Stored data entries

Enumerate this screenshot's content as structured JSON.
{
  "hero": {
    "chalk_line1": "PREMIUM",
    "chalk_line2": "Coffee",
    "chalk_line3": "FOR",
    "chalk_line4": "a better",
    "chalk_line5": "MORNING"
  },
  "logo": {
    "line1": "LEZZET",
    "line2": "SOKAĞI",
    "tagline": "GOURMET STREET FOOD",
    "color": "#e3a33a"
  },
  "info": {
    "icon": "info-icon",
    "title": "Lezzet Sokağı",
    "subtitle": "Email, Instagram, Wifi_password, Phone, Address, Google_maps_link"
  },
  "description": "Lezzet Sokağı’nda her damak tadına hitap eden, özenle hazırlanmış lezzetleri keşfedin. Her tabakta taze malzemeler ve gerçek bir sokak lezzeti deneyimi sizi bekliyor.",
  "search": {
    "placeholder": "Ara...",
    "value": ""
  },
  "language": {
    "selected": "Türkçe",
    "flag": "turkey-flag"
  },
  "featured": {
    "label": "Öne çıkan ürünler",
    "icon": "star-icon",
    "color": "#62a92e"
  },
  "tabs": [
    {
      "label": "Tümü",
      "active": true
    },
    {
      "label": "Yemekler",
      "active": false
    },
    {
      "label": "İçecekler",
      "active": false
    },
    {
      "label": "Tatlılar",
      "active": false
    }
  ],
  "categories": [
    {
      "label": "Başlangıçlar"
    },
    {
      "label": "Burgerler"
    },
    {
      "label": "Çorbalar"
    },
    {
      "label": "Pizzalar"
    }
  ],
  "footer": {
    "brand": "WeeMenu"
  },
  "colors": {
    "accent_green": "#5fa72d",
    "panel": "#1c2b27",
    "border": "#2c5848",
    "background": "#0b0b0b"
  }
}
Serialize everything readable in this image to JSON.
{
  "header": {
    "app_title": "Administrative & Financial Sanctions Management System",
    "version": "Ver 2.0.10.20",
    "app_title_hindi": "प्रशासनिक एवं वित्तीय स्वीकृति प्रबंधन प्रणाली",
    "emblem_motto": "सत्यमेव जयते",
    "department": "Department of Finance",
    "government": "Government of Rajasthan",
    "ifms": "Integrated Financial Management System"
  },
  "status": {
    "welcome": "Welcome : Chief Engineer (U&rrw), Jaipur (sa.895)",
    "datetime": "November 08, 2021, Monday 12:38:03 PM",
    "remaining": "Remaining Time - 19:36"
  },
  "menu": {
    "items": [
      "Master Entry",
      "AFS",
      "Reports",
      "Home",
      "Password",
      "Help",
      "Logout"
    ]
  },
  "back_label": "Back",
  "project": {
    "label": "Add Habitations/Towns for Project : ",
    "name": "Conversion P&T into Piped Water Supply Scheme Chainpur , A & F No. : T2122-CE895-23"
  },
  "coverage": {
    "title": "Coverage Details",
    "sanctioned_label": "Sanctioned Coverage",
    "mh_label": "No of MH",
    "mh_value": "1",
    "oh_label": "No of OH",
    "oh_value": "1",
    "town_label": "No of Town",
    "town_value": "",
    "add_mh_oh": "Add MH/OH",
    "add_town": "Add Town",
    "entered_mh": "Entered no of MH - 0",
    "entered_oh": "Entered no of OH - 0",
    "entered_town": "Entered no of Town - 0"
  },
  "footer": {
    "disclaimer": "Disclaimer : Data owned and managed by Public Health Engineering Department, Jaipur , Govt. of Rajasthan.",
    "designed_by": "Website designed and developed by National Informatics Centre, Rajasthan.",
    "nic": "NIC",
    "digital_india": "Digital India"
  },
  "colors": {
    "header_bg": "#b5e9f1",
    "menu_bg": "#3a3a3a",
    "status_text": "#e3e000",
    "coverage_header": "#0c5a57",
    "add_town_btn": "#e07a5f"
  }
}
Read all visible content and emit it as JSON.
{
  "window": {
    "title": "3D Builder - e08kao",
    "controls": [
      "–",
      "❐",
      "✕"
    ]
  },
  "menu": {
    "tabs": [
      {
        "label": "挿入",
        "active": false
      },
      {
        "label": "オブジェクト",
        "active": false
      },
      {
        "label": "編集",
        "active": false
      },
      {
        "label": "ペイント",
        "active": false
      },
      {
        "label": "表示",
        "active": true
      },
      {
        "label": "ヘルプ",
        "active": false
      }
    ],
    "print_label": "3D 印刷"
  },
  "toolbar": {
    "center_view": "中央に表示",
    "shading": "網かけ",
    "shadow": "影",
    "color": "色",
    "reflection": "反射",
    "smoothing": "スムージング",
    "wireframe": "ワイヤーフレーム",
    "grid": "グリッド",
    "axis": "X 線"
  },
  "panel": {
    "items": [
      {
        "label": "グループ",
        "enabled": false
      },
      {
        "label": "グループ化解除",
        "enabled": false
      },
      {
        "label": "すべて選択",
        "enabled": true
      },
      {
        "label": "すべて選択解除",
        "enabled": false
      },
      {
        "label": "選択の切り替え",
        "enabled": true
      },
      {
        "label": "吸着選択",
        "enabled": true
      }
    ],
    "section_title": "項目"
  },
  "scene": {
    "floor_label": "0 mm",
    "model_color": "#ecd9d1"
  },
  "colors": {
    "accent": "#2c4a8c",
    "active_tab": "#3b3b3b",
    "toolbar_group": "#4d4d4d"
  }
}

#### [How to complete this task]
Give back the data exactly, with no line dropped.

#### [Response to this exercise]
Enumerate this screenshot's content as structured JSON.
{
  "hero": {
    "chalk_line1": "PREMIUM",
    "chalk_line2": "Coffee",
    "chalk_line3": "FOR",
    "chalk_line4": "a better",
    "chalk_line5": "MORNING"
  },
  "logo": {
    "line1": "LEZZET",
    "line2": "SOKAĞI",
    "tagline": "GOURMET STREET FOOD",
    "color": "#e3a33a"
  },
  "info": {
    "icon": "info-icon",
    "title": "Lezzet Sokağı",
    "subtitle": "Email, Instagram, Wifi_password, Phone, Address, Google_maps_link"
  },
  "description": "Lezzet Sokağı’nda her damak tadına hitap eden, özenle hazırlanmış lezzetleri keşfedin. Her tabakta taze malzemeler ve gerçek bir sokak lezzeti deneyimi sizi bekliyor.",
  "search": {
    "placeholder": "Ara...",
    "value": ""
  },
  "language": {
    "selected": "Türkçe",
    "flag": "turkey-flag"
  },
  "featured": {
    "label": "Öne çıkan ürünler",
    "icon": "star-icon",
    "color": "#62a92e"
  },
  "tabs": [
    {
      "label": "Tümü",
      "active": true
    },
    {
      "label": "Yemekler",
      "active": false
    },
    {
      "label": "İçecekler",
      "active": false
    },
    {
      "label": "Tatlılar",
      "active": false
    }
  ],
  "categories": [
    {
      "label": "Başlangıçlar"
    },
    {
      "label": "Burgerler"
    },
    {
      "label": "Çorbalar"
    },
    {
      "label": "Pizzalar"
    }
  ],
  "footer": {
    "brand": "WeeMenu"
  },
  "colors": {
    "accent_green": "#5fa72d",
    "panel": "#1c2b27",
    "border": "#2c5848",
    "background": "#0b0b0b"
  }
}
Serialize everything readable in this image to JSON.
{
  "header": {
    "app_title": "Administrative & Financial Sanctions Management System",
    "version": "Ver 2.0.10.20",
    "app_title_hindi": "प्रशासनिक एवं वित्तीय स्वीकृति प्रबंधन प्रणाली",
    "emblem_motto": "सत्यमेव जयते",
    "department": "Department of Finance",
    "government": "Government of Rajasthan",
    "ifms": "Integrated Financial Management System"
  },
  "status": {
    "welcome": "Welcome : Chief Engineer (U&rrw), Jaipur (sa.895)",
    "datetime": "November 08, 2021, Monday 12:38:03 PM",
    "remaining": "Remaining Time - 19:36"
  },
  "menu": {
    "items": [
      "Master Entry",
      "AFS",
      "Reports",
      "Home",
      "Password",
      "Help",
      "Logout"
    ]
  },
  "back_label": "Back",
  "project": {
    "label": "Add Habitations/Towns for Project : ",
    "name": "Conversion P&T into Piped Water Supply Scheme Chainpur , A & F No. : T2122-CE895-23"
  },
  "coverage": {
    "title": "Coverage Details",
    "sanctioned_label": "Sanctioned Coverage",
    "mh_label": "No of MH",
    "mh_value": "1",
    "oh_label": "No of OH",
    "oh_value": "1",
    "town_label": "No of Town",
    "town_value": "",
    "add_mh_oh": "Add MH/OH",
    "add_town": "Add Town",
    "entered_mh": "Entered no of MH - 0",
    "entered_oh": "Entered no of OH - 0",
    "entered_town": "Entered no of Town - 0"
  },
  "footer": {
    "disclaimer": "Disclaimer : Data owned and managed by Public Health Engineering Department, Jaipur , Govt. of Rajasthan.",
    "designed_by": "Website designed and developed by National Informatics Centre, Rajasthan.",
    "nic": "NIC",
    "digital_india": "Digital India"
  },
  "colors": {
    "header_bg": "#b5e9f1",
    "menu_bg": "#3a3a3a",
    "status_text": "#e3e000",
    "coverage_header": "#0c5a57",
    "add_town_btn": "#e07a5f"
  }
}
Read all visible content and emit it as JSON.
{
  "window": {
    "title": "3D Builder - e08kao",
    "controls": [
      "–",
      "❐",
      "✕"
    ]
  },
  "menu": {
    "tabs": [
      {
        "label": "挿入",
        "active": false
      },
      {
        "label": "オブジェクト",
        "active": false
      },
      {
        "label": "編集",
        "active": false
      },
      {
        "label": "ペイント",
        "active": false
      },
      {
        "label": "表示",
        "active": true
      },
      {
        "label": "ヘルプ",
        "active": false
      }
    ],
    "print_label": "3D 印刷"
  },
  "toolbar": {
    "center_view": "中央に表示",
    "shading": "網かけ",
    "shadow": "影",
    "color": "色",
    "reflection": "反射",
    "smoothing": "スムージング",
    "wireframe": "ワイヤーフレーム",
    "grid": "グリッド",
    "axis": "X 線"
  },
  "panel": {
    "items": [
      {
        "label": "グループ",
        "enabled": false
      },
      {
        "label": "グループ化解除",
        "enabled": false
      },
      {
        "label": "すべて選択",
        "enabled": true
      },
      {
        "label": "すべて選択解除",
        "enabled": false
      },
      {
        "label": "選択の切り替え",
        "enabled": true
      },
      {
        "label": "吸着選択",
        "enabled": true
      }
    ],
    "section_title": "項目"
  },
  "scene": {
    "floor_label": "0 mm",
    "model_color": "#ecd9d1"
  },
  "colors": {
    "accent": "#2c4a8c",
    "active_tab": "#3b3b3b",
    "toolbar_group": "#4d4d4d"
  }
}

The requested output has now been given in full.